WHAT THIS TASK INVOLVES: If a line in the records below contains the word "verified", return that line.

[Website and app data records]
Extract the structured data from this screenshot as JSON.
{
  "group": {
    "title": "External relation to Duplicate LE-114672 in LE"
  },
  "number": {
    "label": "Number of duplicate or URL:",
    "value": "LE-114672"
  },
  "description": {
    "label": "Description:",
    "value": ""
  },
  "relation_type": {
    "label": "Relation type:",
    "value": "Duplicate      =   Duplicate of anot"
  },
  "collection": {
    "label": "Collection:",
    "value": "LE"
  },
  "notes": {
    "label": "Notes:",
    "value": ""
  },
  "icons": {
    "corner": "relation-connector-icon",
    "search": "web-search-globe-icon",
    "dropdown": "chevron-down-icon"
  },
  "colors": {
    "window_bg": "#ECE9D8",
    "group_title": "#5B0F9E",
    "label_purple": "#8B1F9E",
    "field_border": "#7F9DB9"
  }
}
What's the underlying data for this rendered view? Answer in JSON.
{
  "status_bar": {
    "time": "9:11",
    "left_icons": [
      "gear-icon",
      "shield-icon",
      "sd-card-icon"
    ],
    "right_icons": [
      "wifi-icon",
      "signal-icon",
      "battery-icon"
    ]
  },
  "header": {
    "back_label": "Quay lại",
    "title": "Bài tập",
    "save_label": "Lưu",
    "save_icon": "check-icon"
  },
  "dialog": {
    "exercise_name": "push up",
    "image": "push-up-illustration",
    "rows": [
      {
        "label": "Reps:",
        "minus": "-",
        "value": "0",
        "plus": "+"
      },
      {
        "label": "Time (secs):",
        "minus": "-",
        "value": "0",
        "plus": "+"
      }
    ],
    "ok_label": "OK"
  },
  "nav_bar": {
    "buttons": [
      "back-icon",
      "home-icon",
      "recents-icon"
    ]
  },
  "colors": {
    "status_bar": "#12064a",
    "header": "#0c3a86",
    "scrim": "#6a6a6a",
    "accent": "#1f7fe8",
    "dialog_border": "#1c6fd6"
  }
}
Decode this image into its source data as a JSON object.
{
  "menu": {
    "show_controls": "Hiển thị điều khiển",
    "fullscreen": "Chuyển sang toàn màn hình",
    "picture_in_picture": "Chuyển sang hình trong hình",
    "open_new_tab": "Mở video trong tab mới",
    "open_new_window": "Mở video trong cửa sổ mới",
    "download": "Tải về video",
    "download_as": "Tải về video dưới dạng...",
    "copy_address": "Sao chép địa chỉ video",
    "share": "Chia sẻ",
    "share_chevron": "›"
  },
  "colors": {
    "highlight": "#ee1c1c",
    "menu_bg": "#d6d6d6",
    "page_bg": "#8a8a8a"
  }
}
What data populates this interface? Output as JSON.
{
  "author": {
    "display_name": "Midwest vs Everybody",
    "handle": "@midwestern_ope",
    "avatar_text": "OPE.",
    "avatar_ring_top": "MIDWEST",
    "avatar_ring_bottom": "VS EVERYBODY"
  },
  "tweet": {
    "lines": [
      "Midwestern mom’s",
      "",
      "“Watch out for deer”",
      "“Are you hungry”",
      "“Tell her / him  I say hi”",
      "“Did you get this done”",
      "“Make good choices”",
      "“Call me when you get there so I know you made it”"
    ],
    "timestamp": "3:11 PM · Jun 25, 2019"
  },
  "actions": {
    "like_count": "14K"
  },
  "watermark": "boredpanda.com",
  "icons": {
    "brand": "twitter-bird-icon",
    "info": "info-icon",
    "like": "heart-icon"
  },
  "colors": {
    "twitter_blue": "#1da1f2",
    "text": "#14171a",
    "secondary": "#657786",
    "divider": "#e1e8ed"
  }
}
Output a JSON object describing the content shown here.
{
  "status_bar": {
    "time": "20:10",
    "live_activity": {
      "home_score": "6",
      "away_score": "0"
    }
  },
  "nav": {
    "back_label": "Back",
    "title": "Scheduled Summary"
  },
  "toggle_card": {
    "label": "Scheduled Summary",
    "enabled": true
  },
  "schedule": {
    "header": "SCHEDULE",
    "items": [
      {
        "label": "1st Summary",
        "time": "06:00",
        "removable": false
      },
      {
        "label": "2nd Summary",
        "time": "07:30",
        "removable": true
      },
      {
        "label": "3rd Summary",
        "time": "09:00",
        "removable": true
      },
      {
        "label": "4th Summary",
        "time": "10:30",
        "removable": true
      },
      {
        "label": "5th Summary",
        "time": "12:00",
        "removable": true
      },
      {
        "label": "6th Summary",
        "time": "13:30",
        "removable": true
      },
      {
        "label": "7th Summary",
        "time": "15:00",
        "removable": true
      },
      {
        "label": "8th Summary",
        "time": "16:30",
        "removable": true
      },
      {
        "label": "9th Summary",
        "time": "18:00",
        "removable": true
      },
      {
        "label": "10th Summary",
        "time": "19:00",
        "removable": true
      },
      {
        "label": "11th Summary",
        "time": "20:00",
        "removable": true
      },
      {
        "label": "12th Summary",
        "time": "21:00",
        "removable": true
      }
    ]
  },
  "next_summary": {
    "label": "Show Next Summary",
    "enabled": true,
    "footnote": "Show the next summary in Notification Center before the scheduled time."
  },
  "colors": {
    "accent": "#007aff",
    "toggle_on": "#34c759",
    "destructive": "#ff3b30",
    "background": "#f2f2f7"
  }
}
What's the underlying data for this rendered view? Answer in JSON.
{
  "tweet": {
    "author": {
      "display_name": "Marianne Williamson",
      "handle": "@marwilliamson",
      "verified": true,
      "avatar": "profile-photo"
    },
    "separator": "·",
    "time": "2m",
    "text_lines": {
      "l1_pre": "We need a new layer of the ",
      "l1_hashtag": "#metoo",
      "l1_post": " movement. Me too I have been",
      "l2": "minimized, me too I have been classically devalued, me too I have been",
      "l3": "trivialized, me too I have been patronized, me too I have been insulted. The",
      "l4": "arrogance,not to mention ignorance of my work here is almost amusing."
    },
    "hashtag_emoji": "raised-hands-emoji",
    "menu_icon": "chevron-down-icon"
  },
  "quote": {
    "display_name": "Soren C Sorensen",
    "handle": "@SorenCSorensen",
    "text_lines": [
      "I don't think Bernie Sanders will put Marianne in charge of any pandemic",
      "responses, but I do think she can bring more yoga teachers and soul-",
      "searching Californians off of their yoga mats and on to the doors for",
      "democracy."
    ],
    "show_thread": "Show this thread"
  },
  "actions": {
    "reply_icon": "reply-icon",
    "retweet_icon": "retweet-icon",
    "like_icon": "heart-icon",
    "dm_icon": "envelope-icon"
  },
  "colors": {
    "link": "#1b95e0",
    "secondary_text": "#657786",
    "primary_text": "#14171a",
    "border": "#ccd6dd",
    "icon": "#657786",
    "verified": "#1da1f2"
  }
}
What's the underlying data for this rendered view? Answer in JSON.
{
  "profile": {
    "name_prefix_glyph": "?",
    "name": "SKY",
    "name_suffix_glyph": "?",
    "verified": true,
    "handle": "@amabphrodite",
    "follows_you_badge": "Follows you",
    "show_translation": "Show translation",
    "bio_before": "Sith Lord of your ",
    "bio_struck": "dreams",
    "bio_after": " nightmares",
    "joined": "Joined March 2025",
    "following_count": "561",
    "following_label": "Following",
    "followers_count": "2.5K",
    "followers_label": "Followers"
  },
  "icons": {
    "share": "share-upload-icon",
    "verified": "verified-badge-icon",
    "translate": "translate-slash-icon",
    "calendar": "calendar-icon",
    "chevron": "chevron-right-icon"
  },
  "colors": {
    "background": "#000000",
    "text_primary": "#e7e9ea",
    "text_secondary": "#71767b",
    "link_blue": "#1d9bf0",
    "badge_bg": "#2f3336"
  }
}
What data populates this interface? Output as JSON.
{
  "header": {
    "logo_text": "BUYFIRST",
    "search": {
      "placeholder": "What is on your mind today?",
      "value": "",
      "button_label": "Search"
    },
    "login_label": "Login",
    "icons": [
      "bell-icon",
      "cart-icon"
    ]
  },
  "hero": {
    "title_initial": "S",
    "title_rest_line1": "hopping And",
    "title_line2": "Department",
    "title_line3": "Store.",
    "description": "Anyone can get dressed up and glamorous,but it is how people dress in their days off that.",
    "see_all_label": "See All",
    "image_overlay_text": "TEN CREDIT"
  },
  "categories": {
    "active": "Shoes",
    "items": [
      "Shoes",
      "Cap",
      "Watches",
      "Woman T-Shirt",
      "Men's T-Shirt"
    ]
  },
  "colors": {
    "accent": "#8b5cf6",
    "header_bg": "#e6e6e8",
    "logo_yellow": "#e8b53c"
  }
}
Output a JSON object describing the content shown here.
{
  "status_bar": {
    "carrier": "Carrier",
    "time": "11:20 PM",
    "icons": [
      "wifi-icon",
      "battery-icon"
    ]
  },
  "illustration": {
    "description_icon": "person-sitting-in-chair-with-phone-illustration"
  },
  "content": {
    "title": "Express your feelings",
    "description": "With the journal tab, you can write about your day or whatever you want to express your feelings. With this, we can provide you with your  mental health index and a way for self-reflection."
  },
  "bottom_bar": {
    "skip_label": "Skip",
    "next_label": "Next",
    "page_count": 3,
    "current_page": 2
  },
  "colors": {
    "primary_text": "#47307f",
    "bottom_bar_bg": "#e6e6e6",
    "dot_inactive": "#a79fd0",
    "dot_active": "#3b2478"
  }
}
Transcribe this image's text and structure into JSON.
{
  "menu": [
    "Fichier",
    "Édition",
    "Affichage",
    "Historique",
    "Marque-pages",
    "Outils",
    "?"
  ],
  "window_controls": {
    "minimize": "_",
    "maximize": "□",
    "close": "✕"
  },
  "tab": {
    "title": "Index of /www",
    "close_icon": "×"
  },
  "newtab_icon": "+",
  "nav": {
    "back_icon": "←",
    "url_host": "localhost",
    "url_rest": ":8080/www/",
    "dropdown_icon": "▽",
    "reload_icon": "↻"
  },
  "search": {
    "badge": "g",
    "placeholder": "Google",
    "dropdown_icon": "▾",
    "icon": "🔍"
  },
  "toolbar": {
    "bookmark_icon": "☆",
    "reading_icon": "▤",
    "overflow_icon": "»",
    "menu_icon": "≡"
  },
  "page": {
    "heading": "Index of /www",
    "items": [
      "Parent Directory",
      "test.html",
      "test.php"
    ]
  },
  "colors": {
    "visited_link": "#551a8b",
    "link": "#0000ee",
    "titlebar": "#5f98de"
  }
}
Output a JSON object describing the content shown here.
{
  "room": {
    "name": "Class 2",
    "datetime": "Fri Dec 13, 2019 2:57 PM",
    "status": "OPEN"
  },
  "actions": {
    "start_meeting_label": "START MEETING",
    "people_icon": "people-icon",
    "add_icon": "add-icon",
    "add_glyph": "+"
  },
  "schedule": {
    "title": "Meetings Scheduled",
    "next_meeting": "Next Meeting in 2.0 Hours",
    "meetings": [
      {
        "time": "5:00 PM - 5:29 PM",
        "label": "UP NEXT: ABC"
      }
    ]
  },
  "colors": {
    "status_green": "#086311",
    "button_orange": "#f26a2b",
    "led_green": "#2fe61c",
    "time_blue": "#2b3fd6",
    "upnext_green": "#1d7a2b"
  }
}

REPLY:
      "verified": true,
    "verified": "#1da1f2"
    "verified": true,
    "verified": "verified-badge-icon",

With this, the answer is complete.